Exercise aim:
The lines to copy are those with "avatar" in them. Pull each one from the entries below.

Dataset:
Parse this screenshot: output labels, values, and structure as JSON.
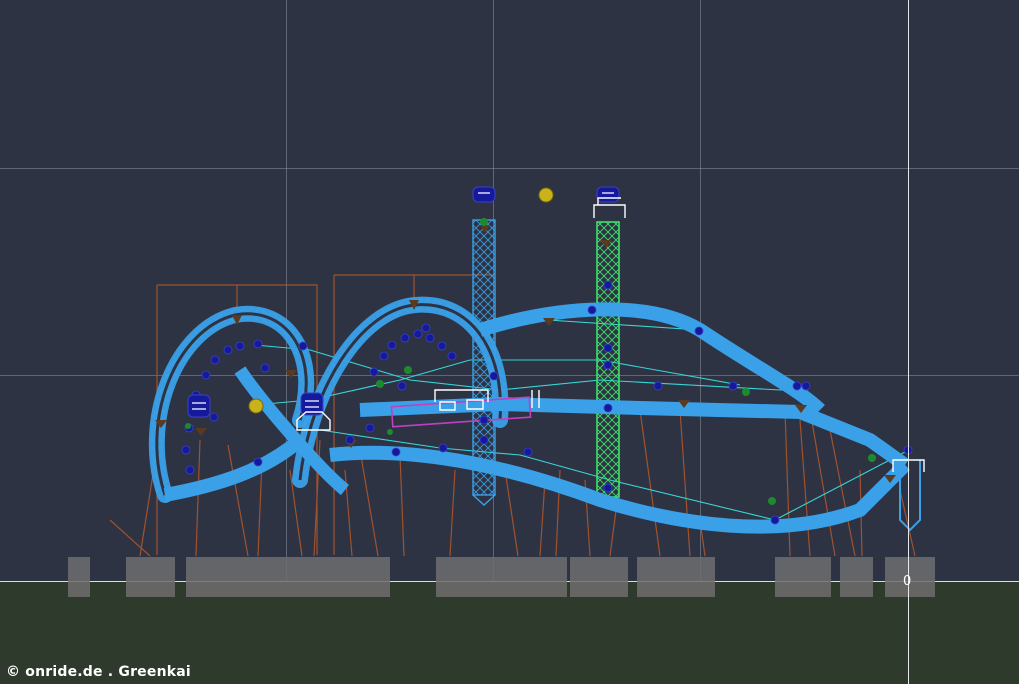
{
  "app": {
    "view": "side-elevation",
    "colors": {
      "background": "#2d3343",
      "ground": "#2e3a2b",
      "track": "#3aa0e8",
      "track_highlight": "#3de06a",
      "supports": "#a0522d",
      "spline": "#37d6d6",
      "nodes": "#151a9c",
      "selection": "#c040c0"
    }
  },
  "overlay": {
    "watermark": "© onride.de . Greenkai",
    "origin_marker": "0"
  }
}
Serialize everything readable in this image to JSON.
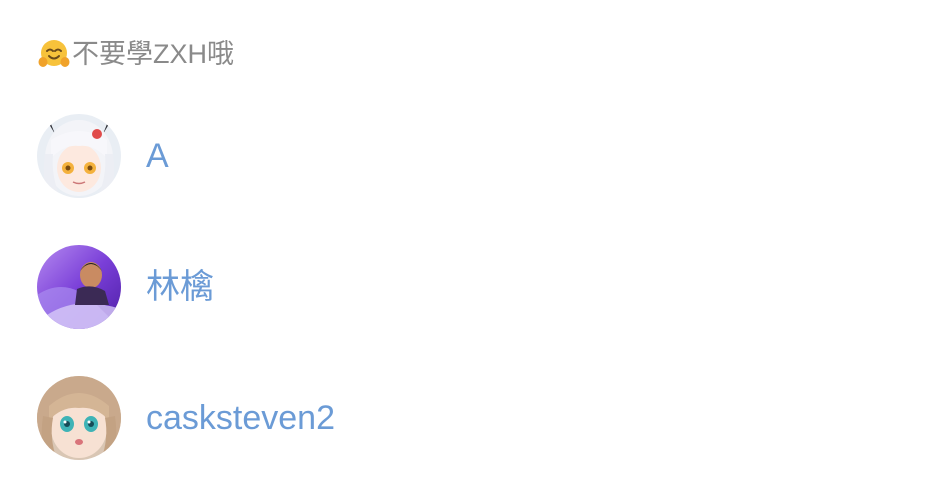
{
  "header": {
    "emoji_icon": "hugging-face-icon",
    "title": "不要學ZXH哦"
  },
  "users": [
    {
      "name": "A",
      "avatar_icon": "anime-girl-white-hair-avatar"
    },
    {
      "name": "林檎",
      "avatar_icon": "man-portrait-purple-avatar"
    },
    {
      "name": "casksteven2",
      "avatar_icon": "anime-girl-blonde-avatar"
    }
  ],
  "colors": {
    "link": "#6b9bd6",
    "header_text": "#8a8a8a",
    "background": "#ffffff"
  }
}
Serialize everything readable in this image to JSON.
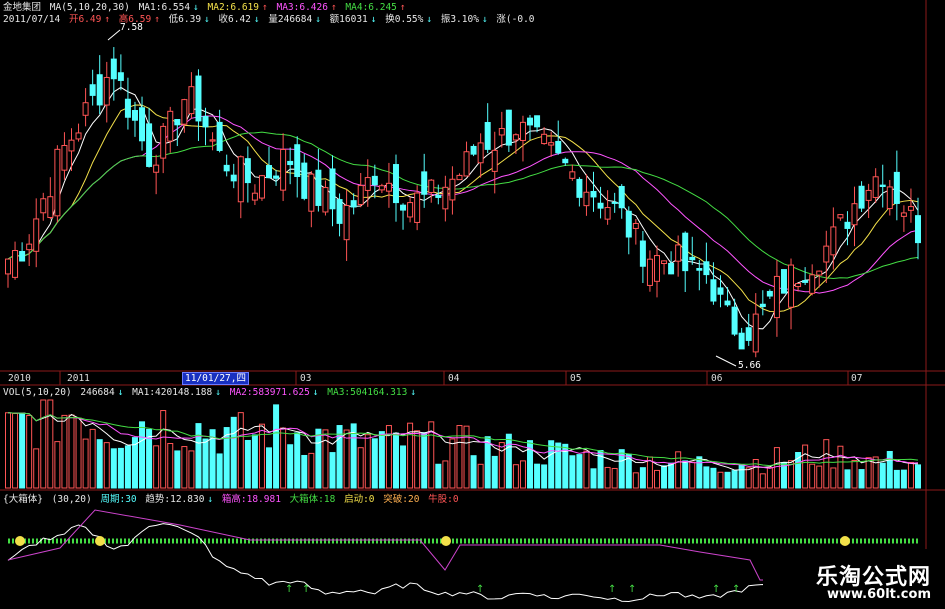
{
  "header": {
    "stock_name": "金地集团",
    "ma_params": "MA(5,10,20,30)",
    "ma1": "MA1:6.554",
    "ma2": "MA2:6.619",
    "ma3": "MA3:6.426",
    "ma4": "MA4:6.245",
    "date": "2011/07/14",
    "open": "开6.49",
    "high": "高6.59",
    "low": "低6.39",
    "close": "收6.42",
    "volume": "量246684",
    "amount": "额16031",
    "turnover": "换0.55%",
    "amplitude": "振3.10%",
    "change": "涨(-0.0"
  },
  "price_labels": {
    "max": "7.58",
    "min": "5.66"
  },
  "x_axis": {
    "labels": [
      "2010",
      "2011",
      "04",
      "05",
      "06",
      "07"
    ],
    "cursor_label": "11/01/27,四",
    "extra_label": "03"
  },
  "volume_header": {
    "params": "VOL(5,10,20)",
    "value": "246684",
    "ma1": "MA1:420148.188",
    "ma2": "MA2:583971.625",
    "ma3": "MA3:504164.313"
  },
  "indicator_header": {
    "name": "{大箱体}",
    "params": "(30,20)",
    "period": "周期:30",
    "trend": "趋势:12.830",
    "box_high": "箱高:18.981",
    "big_box": "大箱体:18",
    "start": "启动:0",
    "breakout": "突破:20",
    "bull": "牛股:0"
  },
  "watermark": {
    "title": "乐淘公式网",
    "url": "www.60lt.com"
  },
  "colors": {
    "up": "#ff5555",
    "down": "#55ffff",
    "ma5": "#ffffff",
    "ma10": "#f3e04a",
    "ma20": "#ff55ff",
    "ma30": "#44dd44",
    "grid": "#8b1a1a"
  },
  "chart_data": {
    "type": "candlestick",
    "x": [
      "2010",
      "2011",
      "11/01/27",
      "03",
      "04",
      "05",
      "06",
      "07"
    ],
    "annotated_high": 7.58,
    "annotated_low": 5.66,
    "ohlc_last": {
      "date": "2011/07/14",
      "open": 6.49,
      "high": 6.59,
      "low": 6.39,
      "close": 6.42
    },
    "ma_last": {
      "MA1": 6.554,
      "MA2": 6.619,
      "MA3": 6.426,
      "MA4": 6.245
    },
    "volume_last": 246684,
    "volume_ma_last": {
      "MA1": 420148.188,
      "MA2": 583971.625,
      "MA3": 504164.313
    },
    "close_series": [
      6.2,
      6.3,
      6.6,
      6.9,
      7.1,
      7.3,
      7.5,
      7.2,
      6.9,
      7.0,
      7.3,
      7.2,
      6.9,
      6.8,
      6.7,
      6.8,
      6.9,
      6.7,
      6.6,
      6.5,
      6.6,
      6.8,
      6.7,
      6.6,
      6.6,
      6.7,
      6.8,
      7.0,
      7.0,
      7.1,
      7.0,
      6.9,
      6.8,
      6.7,
      6.6,
      6.5,
      6.3,
      6.2,
      6.2,
      6.1,
      6.1,
      5.8,
      5.7,
      5.8,
      6.0,
      6.1,
      6.2,
      6.3,
      6.5,
      6.7,
      6.8,
      6.6,
      6.4
    ],
    "volume_series": [
      560,
      640,
      700,
      720,
      780,
      640,
      560,
      610,
      680,
      640,
      600,
      580,
      560,
      520,
      510,
      600,
      560,
      540,
      500,
      480,
      460,
      450,
      440,
      470,
      450,
      430,
      420,
      400,
      390,
      370,
      360,
      350,
      330,
      310,
      300,
      290,
      280,
      270,
      260,
      250,
      240,
      240,
      250,
      260,
      280,
      300,
      320,
      330,
      300,
      280,
      260,
      250,
      247
    ],
    "indicator_series": [
      0.45,
      0.6,
      0.7,
      0.72,
      0.85,
      0.75,
      0.6,
      0.65,
      0.85,
      0.9,
      0.8,
      0.7,
      0.45,
      0.35,
      0.3,
      0.2,
      0.25,
      0.2,
      0.1,
      0.12,
      0.15,
      0.1,
      0.18,
      0.2,
      0.15,
      0.1,
      0.12,
      0.08,
      0.05,
      0.1,
      0.12,
      0.05,
      0.08,
      0.1,
      0.06,
      0.04,
      0.05,
      0.08,
      0.12,
      0.06,
      0.05,
      0.1,
      0.15,
      0.2,
      0.12,
      0.08,
      0.05,
      0.1,
      0.14,
      0.18,
      0.12,
      0.15,
      0.1
    ]
  }
}
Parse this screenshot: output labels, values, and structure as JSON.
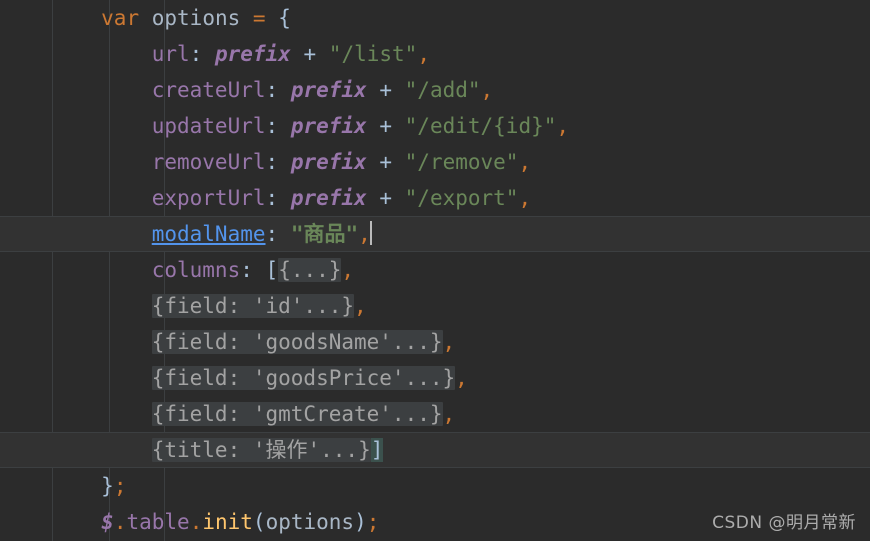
{
  "editor": {
    "background_color": "#2b2b2b",
    "current_line_color": "#323232",
    "fold_background_color": "#3c3f41",
    "indent_guide_color": "#3c3f41",
    "font_size_px": 21,
    "line_height_px": 36,
    "indent_guides_x": [
      52,
      109,
      164
    ]
  },
  "colors": {
    "keyword": "#cc7832",
    "default_text": "#a9b7c6",
    "property": "#9876aa",
    "string": "#6a8759",
    "function": "#ffc66d",
    "punctuation": "#cc7832",
    "brace": "#a9c0d8",
    "linked_identifier": "#5394ec",
    "folded_text": "#a3a3a3",
    "caret": "#bbbbbb"
  },
  "code": {
    "lines": [
      {
        "id": "line-var-options",
        "indent": "        ",
        "highlighted": false,
        "tokens": [
          {
            "text": "var",
            "type": "keyword"
          },
          {
            "text": " ",
            "type": "default"
          },
          {
            "text": "options",
            "type": "default"
          },
          {
            "text": " ",
            "type": "default"
          },
          {
            "text": "=",
            "type": "punct"
          },
          {
            "text": " ",
            "type": "default"
          },
          {
            "text": "{",
            "type": "brace"
          }
        ]
      },
      {
        "id": "line-url",
        "indent": "            ",
        "highlighted": false,
        "tokens": [
          {
            "text": "url",
            "type": "prop"
          },
          {
            "text": ":",
            "type": "colon"
          },
          {
            "text": " ",
            "type": "default"
          },
          {
            "text": "prefix",
            "type": "field"
          },
          {
            "text": " ",
            "type": "default"
          },
          {
            "text": "+",
            "type": "brace"
          },
          {
            "text": " ",
            "type": "default"
          },
          {
            "text": "\"/list\"",
            "type": "string"
          },
          {
            "text": ",",
            "type": "punct"
          }
        ]
      },
      {
        "id": "line-createurl",
        "indent": "            ",
        "highlighted": false,
        "tokens": [
          {
            "text": "createUrl",
            "type": "prop"
          },
          {
            "text": ":",
            "type": "colon"
          },
          {
            "text": " ",
            "type": "default"
          },
          {
            "text": "prefix",
            "type": "field"
          },
          {
            "text": " ",
            "type": "default"
          },
          {
            "text": "+",
            "type": "brace"
          },
          {
            "text": " ",
            "type": "default"
          },
          {
            "text": "\"/add\"",
            "type": "string"
          },
          {
            "text": ",",
            "type": "punct"
          }
        ]
      },
      {
        "id": "line-updateurl",
        "indent": "            ",
        "highlighted": false,
        "tokens": [
          {
            "text": "updateUrl",
            "type": "prop"
          },
          {
            "text": ":",
            "type": "colon"
          },
          {
            "text": " ",
            "type": "default"
          },
          {
            "text": "prefix",
            "type": "field"
          },
          {
            "text": " ",
            "type": "default"
          },
          {
            "text": "+",
            "type": "brace"
          },
          {
            "text": " ",
            "type": "default"
          },
          {
            "text": "\"/edit/{id}\"",
            "type": "string"
          },
          {
            "text": ",",
            "type": "punct"
          }
        ]
      },
      {
        "id": "line-removeurl",
        "indent": "            ",
        "highlighted": false,
        "tokens": [
          {
            "text": "removeUrl",
            "type": "prop"
          },
          {
            "text": ":",
            "type": "colon"
          },
          {
            "text": " ",
            "type": "default"
          },
          {
            "text": "prefix",
            "type": "field"
          },
          {
            "text": " ",
            "type": "default"
          },
          {
            "text": "+",
            "type": "brace"
          },
          {
            "text": " ",
            "type": "default"
          },
          {
            "text": "\"/remove\"",
            "type": "string"
          },
          {
            "text": ",",
            "type": "punct"
          }
        ]
      },
      {
        "id": "line-exporturl",
        "indent": "            ",
        "highlighted": false,
        "tokens": [
          {
            "text": "exportUrl",
            "type": "prop"
          },
          {
            "text": ":",
            "type": "colon"
          },
          {
            "text": " ",
            "type": "default"
          },
          {
            "text": "prefix",
            "type": "field"
          },
          {
            "text": " ",
            "type": "default"
          },
          {
            "text": "+",
            "type": "brace"
          },
          {
            "text": " ",
            "type": "default"
          },
          {
            "text": "\"/export\"",
            "type": "string"
          },
          {
            "text": ",",
            "type": "punct"
          }
        ]
      },
      {
        "id": "line-modalname",
        "indent": "            ",
        "highlighted": true,
        "tokens": [
          {
            "text": "modalName",
            "type": "link"
          },
          {
            "text": ":",
            "type": "colon"
          },
          {
            "text": " ",
            "type": "default"
          },
          {
            "text": "\"商品\"",
            "type": "string-b"
          },
          {
            "text": ",",
            "type": "punct"
          },
          {
            "text": "",
            "type": "caret"
          }
        ]
      },
      {
        "id": "line-columns",
        "indent": "            ",
        "highlighted": false,
        "tokens": [
          {
            "text": "columns",
            "type": "prop"
          },
          {
            "text": ":",
            "type": "colon"
          },
          {
            "text": " ",
            "type": "default"
          },
          {
            "text": "[",
            "type": "brace"
          },
          {
            "text": "{...}",
            "type": "fold"
          },
          {
            "text": ",",
            "type": "punct"
          }
        ]
      },
      {
        "id": "line-field-id",
        "indent": "            ",
        "highlighted": false,
        "tokens": [
          {
            "text": "{field: 'id'...}",
            "type": "fold"
          },
          {
            "text": ",",
            "type": "punct"
          }
        ]
      },
      {
        "id": "line-field-goodsname",
        "indent": "            ",
        "highlighted": false,
        "tokens": [
          {
            "text": "{field: 'goodsName'...}",
            "type": "fold"
          },
          {
            "text": ",",
            "type": "punct"
          }
        ]
      },
      {
        "id": "line-field-goodsprice",
        "indent": "            ",
        "highlighted": false,
        "tokens": [
          {
            "text": "{field: 'goodsPrice'...}",
            "type": "fold"
          },
          {
            "text": ",",
            "type": "punct"
          }
        ]
      },
      {
        "id": "line-field-gmtcreate",
        "indent": "            ",
        "highlighted": false,
        "tokens": [
          {
            "text": "{field: 'gmtCreate'...}",
            "type": "fold"
          },
          {
            "text": ",",
            "type": "punct"
          }
        ]
      },
      {
        "id": "line-title-caozuo",
        "indent": "            ",
        "highlighted": true,
        "tokens": [
          {
            "text": "{title: '操作'...}",
            "type": "fold"
          },
          {
            "text": "]",
            "type": "brace-match"
          }
        ]
      },
      {
        "id": "line-close-brace",
        "indent": "        ",
        "highlighted": false,
        "tokens": [
          {
            "text": "}",
            "type": "brace"
          },
          {
            "text": ";",
            "type": "punct"
          }
        ]
      },
      {
        "id": "line-table-init",
        "indent": "        ",
        "highlighted": false,
        "tokens": [
          {
            "text": "$",
            "type": "dollar"
          },
          {
            "text": ".",
            "type": "punct"
          },
          {
            "text": "table",
            "type": "prop"
          },
          {
            "text": ".",
            "type": "punct"
          },
          {
            "text": "init",
            "type": "func"
          },
          {
            "text": "(",
            "type": "brace"
          },
          {
            "text": "options",
            "type": "default"
          },
          {
            "text": ")",
            "type": "brace"
          },
          {
            "text": ";",
            "type": "punct"
          }
        ]
      }
    ]
  },
  "watermark": {
    "text": "CSDN @明月常新"
  }
}
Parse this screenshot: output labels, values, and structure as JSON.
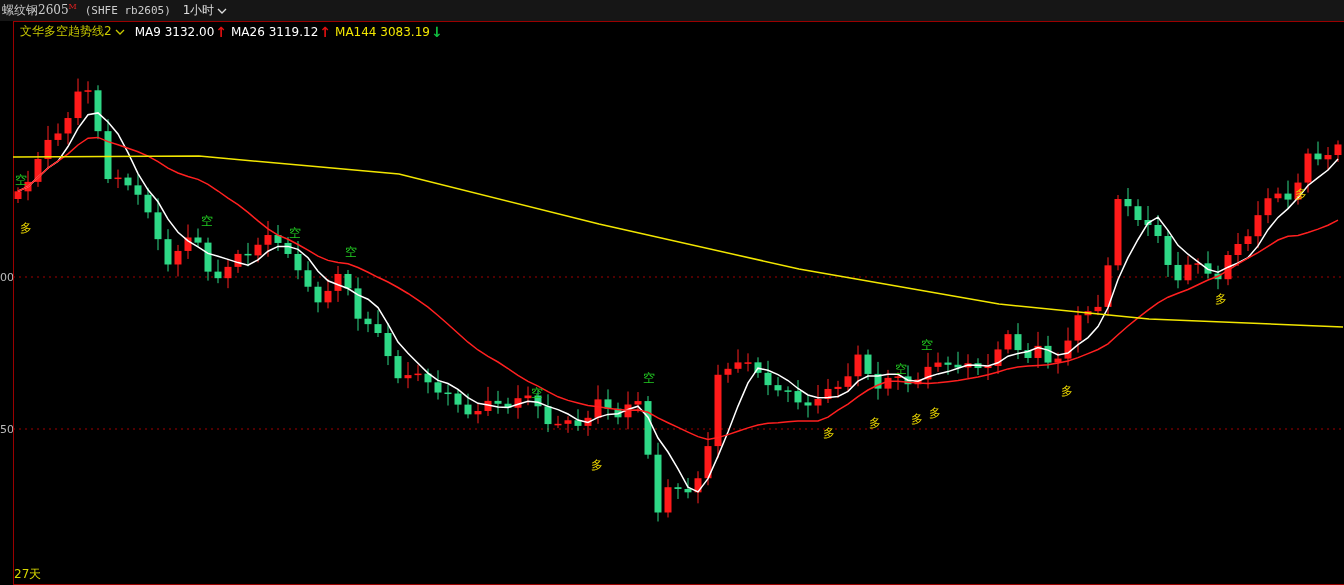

Response to this exercise:
      "avatar_icon": "anime-girl-white-hair-avatar"
      "avatar_icon": "man-portrait-purple-avatar"
      "avatar_icon": "anime-girl-blonde-avatar"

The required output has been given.